Rachel Cohen, my former professor, has kept an online notebook revisiting works of art she remembers from before COVID-19. She also writes about murals and sculptures encountered in the present, like the recent bust of Gwendolyn Brooks in a small Kenwood park: “I am learning about this sculpture… by visiting it many days in these months. It is of great value to me to have a thoughtful sculpture growing from a writer’s life that I can go and look at, and be in the space of.” To visit, to look, to revisit and look again marks out a contrapuntal rhythm of viewing that many critics frame as the ideal way to get to know artworks, frustratingly hard to come by in a world of frenetic schedules and rotating shows. Contemplating Marc Chagall’s iconic mosaic “Les quatre saisons” in an eerily deserted Chase Plaza, I realized that I could, for the first time, pace slowly around it, taking in repeated images of the Chicago skyline riddled with the artist’s lumpy figures and trademark animal-human hybrids. I’d never noticed before just how the shimmering fields of color are made to extend across discrete scenes, or the variety of techniques that Chagall used to translate his distinctive painterly marks into the very different medium of grout and tesserae.
I don’t mean to romanticize the many walks I’ve taken to see public art. It’s hard to forget the reason why the streets are so empty or, as Minneapolis burns, to forget how public space is regulated by structural violence. A spate of recent exhibitions and publications have shown how the rich legacy of Black, Latinx and Native American contributions to Chicago public art was long ignored by the art world and, indeed, physically destroyed by forces of gentrification. Walking Chicago means coming across the traces—some large, some small—of power etched in the urban environment. In a classic study, George Lipsitz showed that “race is produced by space, that it takes places for racism to take place,” and I’ve stumbled into absences and erasures as I try to track works down. When I arrived at the site of “Knowledge Is Power,” an Afrocentric mural painted at a Boys & Girls Club where young members of Earth, Wind & Fire played talent shows, I found nothing but cookie-cutter housing; when the Henry Horner Homes were demolished, the mural came down, too. (The Chicago Bulls had already built the club a controversial new facility in 1996.)

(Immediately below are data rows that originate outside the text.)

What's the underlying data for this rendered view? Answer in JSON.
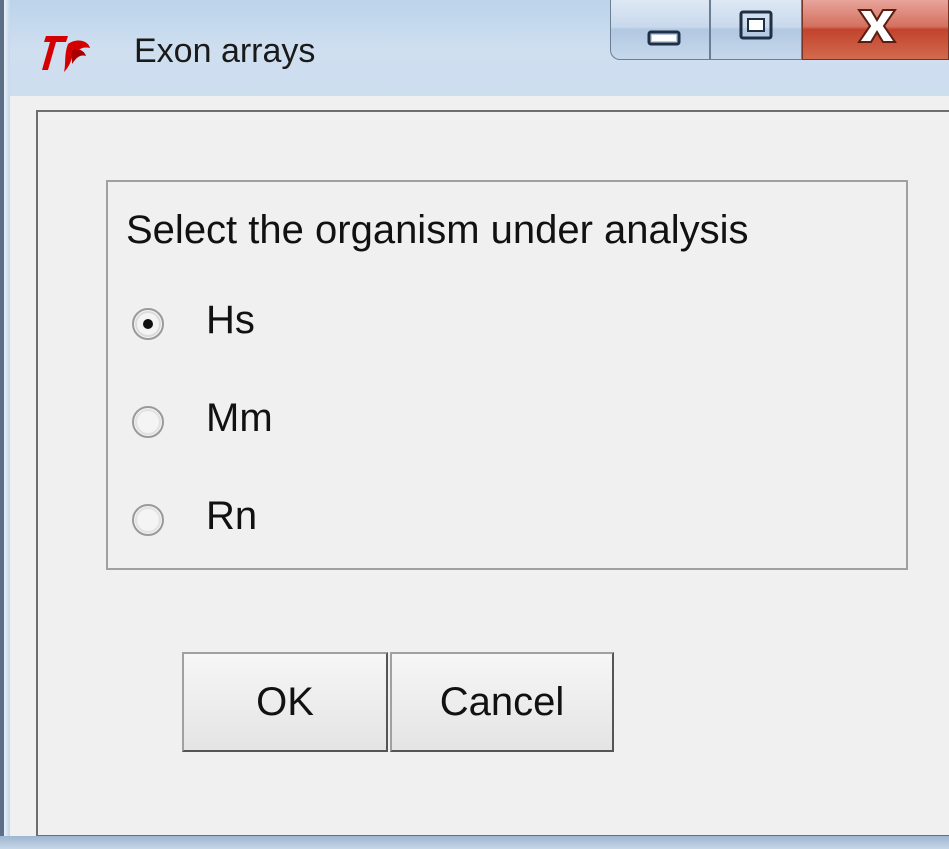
{
  "window": {
    "title": "Exon arrays",
    "app_icon": "tk-feather-icon"
  },
  "caption_buttons": {
    "minimize_icon": "minimize-icon",
    "maximize_icon": "maximize-icon",
    "close_icon": "close-icon"
  },
  "group": {
    "label": "Select the organism under analysis",
    "options": [
      {
        "label": "Hs",
        "selected": true
      },
      {
        "label": "Mm",
        "selected": false
      },
      {
        "label": "Rn",
        "selected": false
      }
    ]
  },
  "buttons": {
    "ok_label": "OK",
    "cancel_label": "Cancel"
  },
  "colors": {
    "tk_logo": "#d40000",
    "close_button": "#c2432d",
    "dialog_background": "#f0f0f0"
  }
}
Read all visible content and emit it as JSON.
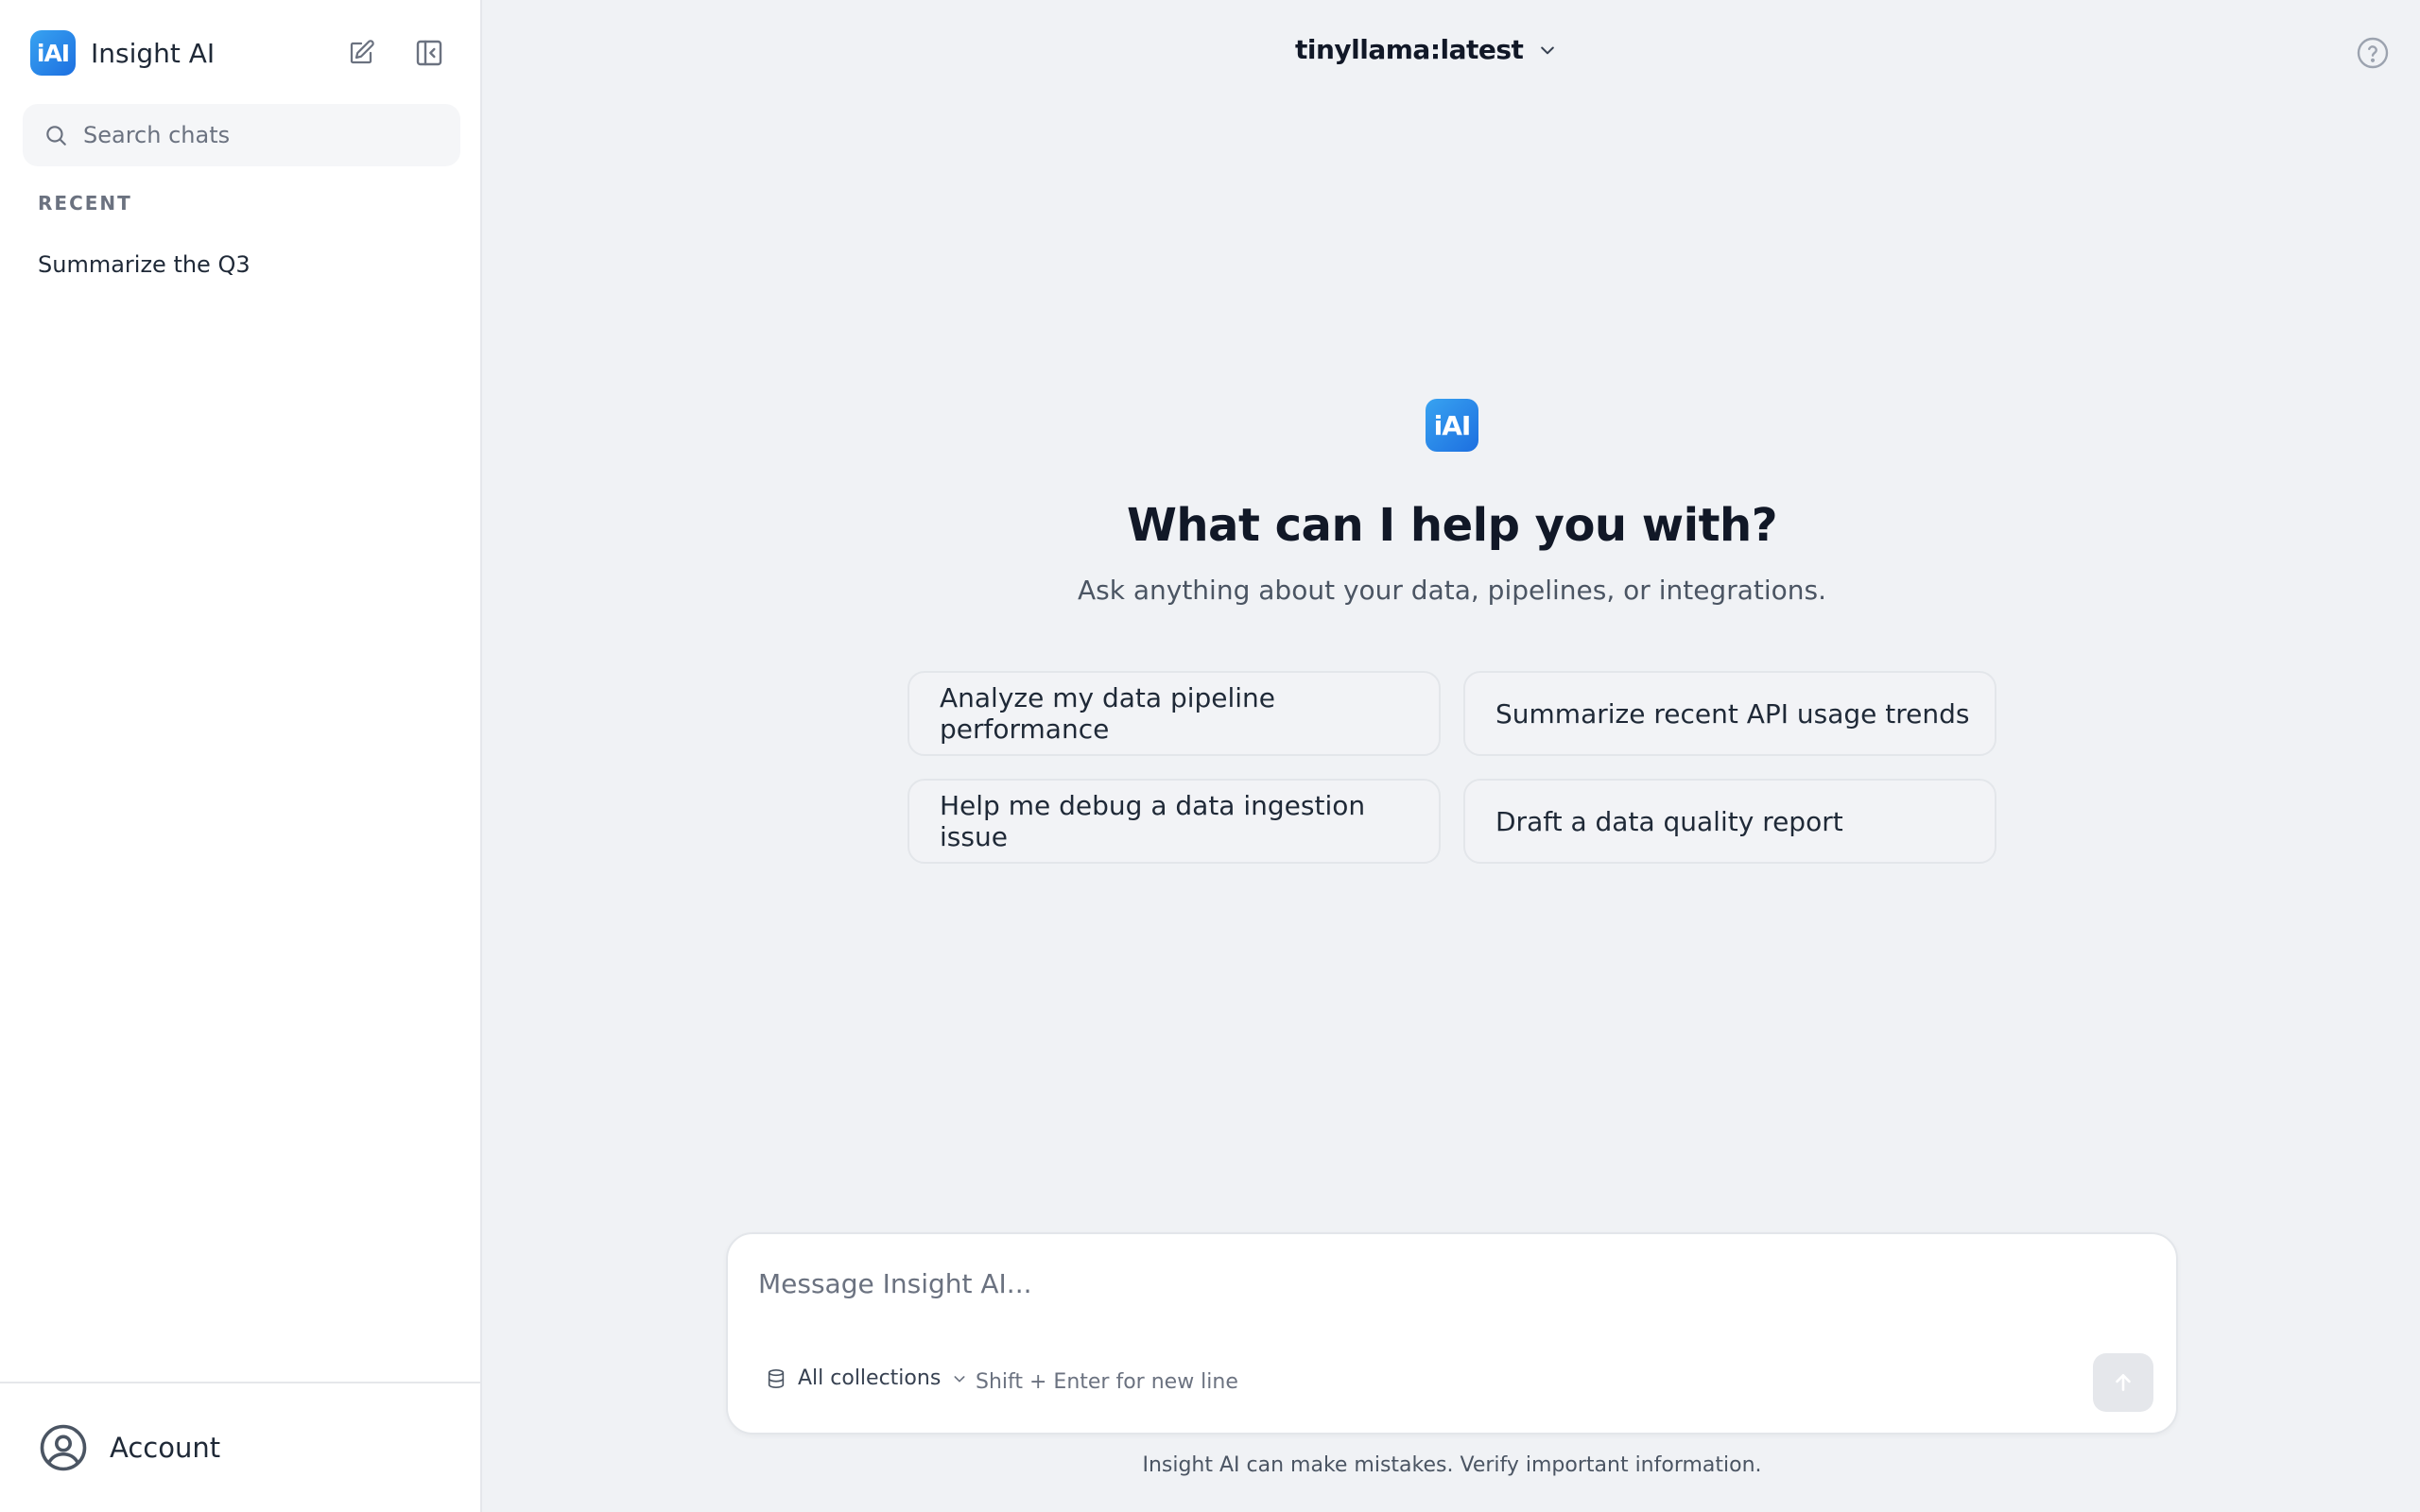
{
  "sidebar": {
    "brand": {
      "logo_text": "iAI",
      "name": "Insight AI"
    },
    "new_chat_icon": "pencil-square-icon",
    "collapse_icon": "sidebar-collapse-icon",
    "search": {
      "placeholder": "Search chats"
    },
    "recent_label": "RECENT",
    "chats": [
      {
        "title": "Summarize the Q3"
      }
    ],
    "account": {
      "label": "Account",
      "icon": "user-circle-icon"
    }
  },
  "header": {
    "model": "tinyllama:latest",
    "help_icon": "question-circle-icon"
  },
  "hero": {
    "logo_text": "iAI",
    "title": "What can I help you with?",
    "subtitle": "Ask anything about your data, pipelines, or integrations."
  },
  "suggestions": [
    "Analyze my data pipeline performance",
    "Summarize recent API usage trends",
    "Help me debug a data ingestion issue",
    "Draft a data quality report"
  ],
  "composer": {
    "placeholder": "Message Insight AI...",
    "value": "",
    "collections_label": "All collections",
    "hint": "Shift + Enter for new line",
    "send_icon": "arrow-up-icon"
  },
  "footer": {
    "disclaimer": "Insight AI can make mistakes. Verify important information."
  },
  "colors": {
    "brand_gradient_start": "#38a3f1",
    "brand_gradient_end": "#1d6fe0",
    "background": "#f0f2f5",
    "sidebar": "#ffffff"
  }
}
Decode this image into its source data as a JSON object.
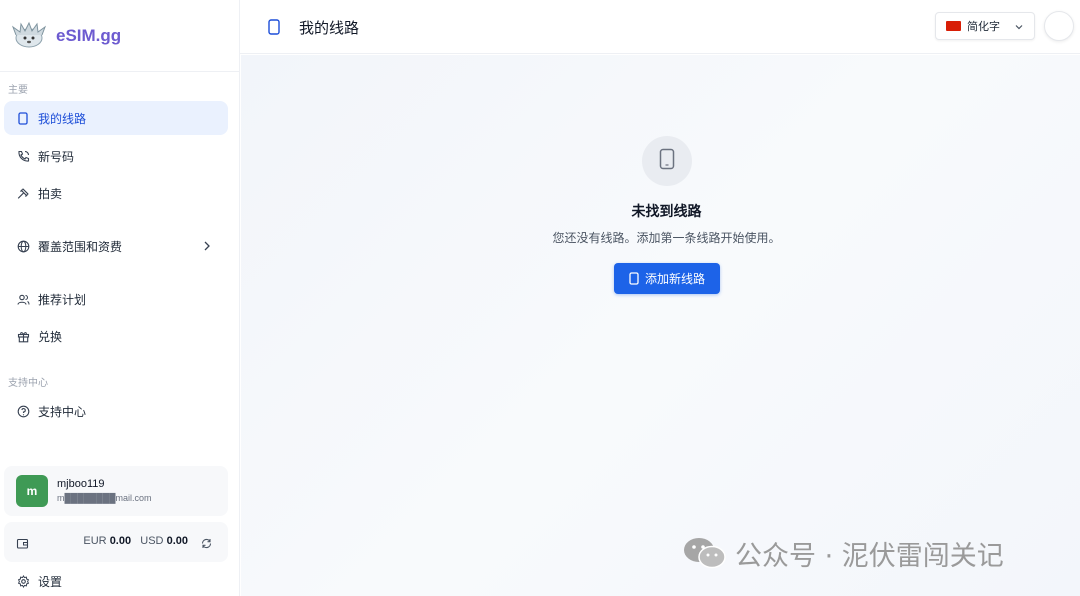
{
  "brand": {
    "name": "eSIM.gg"
  },
  "sidebar": {
    "section_main": "主要",
    "section_support": "支持中心",
    "items": [
      {
        "label": "我的线路",
        "icon": "phone-icon",
        "active": true
      },
      {
        "label": "新号码",
        "icon": "phone-call-icon"
      },
      {
        "label": "拍卖",
        "icon": "gavel-icon"
      },
      {
        "label": "覆盖范围和资费",
        "icon": "globe-icon"
      },
      {
        "label": "推荐计划",
        "icon": "users-icon"
      },
      {
        "label": "兑换",
        "icon": "gift-icon"
      },
      {
        "label": "支持中心",
        "icon": "help-circle-icon"
      },
      {
        "label": "设置",
        "icon": "gear-icon"
      }
    ]
  },
  "user": {
    "initial": "m",
    "name": "mjboo119",
    "email": "m████████mail.com",
    "avatar_color": "#3f9a55"
  },
  "balance": {
    "eur_label": "EUR",
    "eur_value": "0.00",
    "usd_label": "USD",
    "usd_value": "0.00"
  },
  "header": {
    "title": "我的线路",
    "language": "简化字"
  },
  "empty_state": {
    "title": "未找到线路",
    "description": "您还没有线路。添加第一条线路开始使用。",
    "button_label": "添加新线路"
  },
  "watermark": {
    "text": "公众号 · 泥伏雷闯关记"
  },
  "colors": {
    "accent": "#1d63e8",
    "brand": "#6d5bd0",
    "active_bg": "#eaf1fe"
  }
}
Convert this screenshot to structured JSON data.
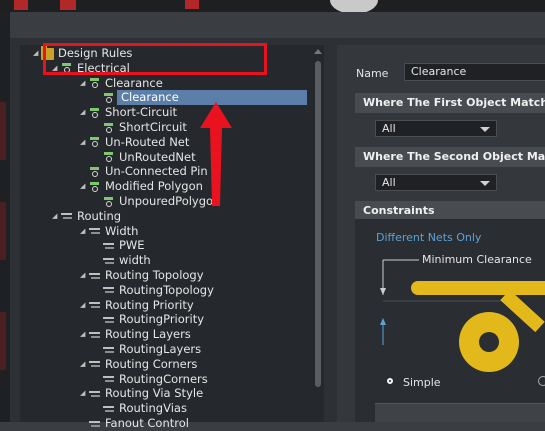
{
  "tree": {
    "items": [
      {
        "label": "Design Rules",
        "icon": "folder-icon",
        "level": 0
      },
      {
        "label": "Electrical",
        "icon": "rule-icon",
        "level": 1
      },
      {
        "label": "Clearance",
        "icon": "rule-icon",
        "level": 2
      },
      {
        "label": "Clearance",
        "icon": "rule-icon",
        "level": 3,
        "selected": true
      },
      {
        "label": "Short-Circuit",
        "icon": "rule-icon",
        "level": 2
      },
      {
        "label": "ShortCircuit",
        "icon": "rule-icon",
        "level": 3
      },
      {
        "label": "Un-Routed Net",
        "icon": "rule-icon",
        "level": 2
      },
      {
        "label": "UnRoutedNet",
        "icon": "rule-icon",
        "level": 3
      },
      {
        "label": "Un-Connected Pin",
        "icon": "rule-icon",
        "level": 2
      },
      {
        "label": "Modified Polygon",
        "icon": "rule-icon",
        "level": 2
      },
      {
        "label": "UnpouredPolygon",
        "icon": "rule-icon",
        "level": 3
      },
      {
        "label": "Routing",
        "icon": "routing-icon",
        "level": 1
      },
      {
        "label": "Width",
        "icon": "routing-icon",
        "level": 2
      },
      {
        "label": "PWE",
        "icon": "routing-icon",
        "level": 3
      },
      {
        "label": "width",
        "icon": "routing-icon",
        "level": 3
      },
      {
        "label": "Routing Topology",
        "icon": "routing-icon",
        "level": 2
      },
      {
        "label": "RoutingTopology",
        "icon": "routing-icon",
        "level": 3
      },
      {
        "label": "Routing Priority",
        "icon": "routing-icon",
        "level": 2
      },
      {
        "label": "RoutingPriority",
        "icon": "routing-icon",
        "level": 3
      },
      {
        "label": "Routing Layers",
        "icon": "routing-icon",
        "level": 2
      },
      {
        "label": "RoutingLayers",
        "icon": "routing-icon",
        "level": 3
      },
      {
        "label": "Routing Corners",
        "icon": "routing-icon",
        "level": 2
      },
      {
        "label": "RoutingCorners",
        "icon": "routing-icon",
        "level": 3
      },
      {
        "label": "Routing Via Style",
        "icon": "routing-icon",
        "level": 2
      },
      {
        "label": "RoutingVias",
        "icon": "routing-icon",
        "level": 3
      },
      {
        "label": "Fanout Control",
        "icon": "routing-icon",
        "level": 2
      }
    ]
  },
  "rule": {
    "name_label": "Name",
    "name_value": "Clearance",
    "first_match_header": "Where The First Object Matches",
    "first_match_value": "All",
    "second_match_header": "Where The Second Object Matches",
    "second_match_value": "All",
    "constraints_header": "Constraints",
    "different_nets": "Different Nets Only",
    "min_clearance": "Minimum Clearance",
    "mode_simple": "Simple"
  },
  "colors": {
    "annotation": "#e8131f",
    "selection": "#5b7fa8",
    "pad_yellow": "#e3b81b",
    "link_blue": "#5ca3d6"
  }
}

The Floating Museum has done a lot in recent years to tease out local histories of race and violence through public art. I hiked to their collaboration with Mark Blanchard at the 51st Green Line station and was unexpectedly riven. A glowing lightbox depicting the lakefront at sunrise, it emerges from the station’s shabby walls as a striking reminder of the public spaces that are so inaccessible to us now. Words scratched over the concrete in the lower right corner of the photo read “I know a kid who wore a hoodie…,” qualifying the idyllic scene with the chilling memory of Trayvon Martin’s brutal 2012 murder. The work floods your senses and stabs your heart. To be moved and made to think: I’ve always known that public art can do these things, but I’m more grateful now than ever for its capacities. (Luke A. Fidler)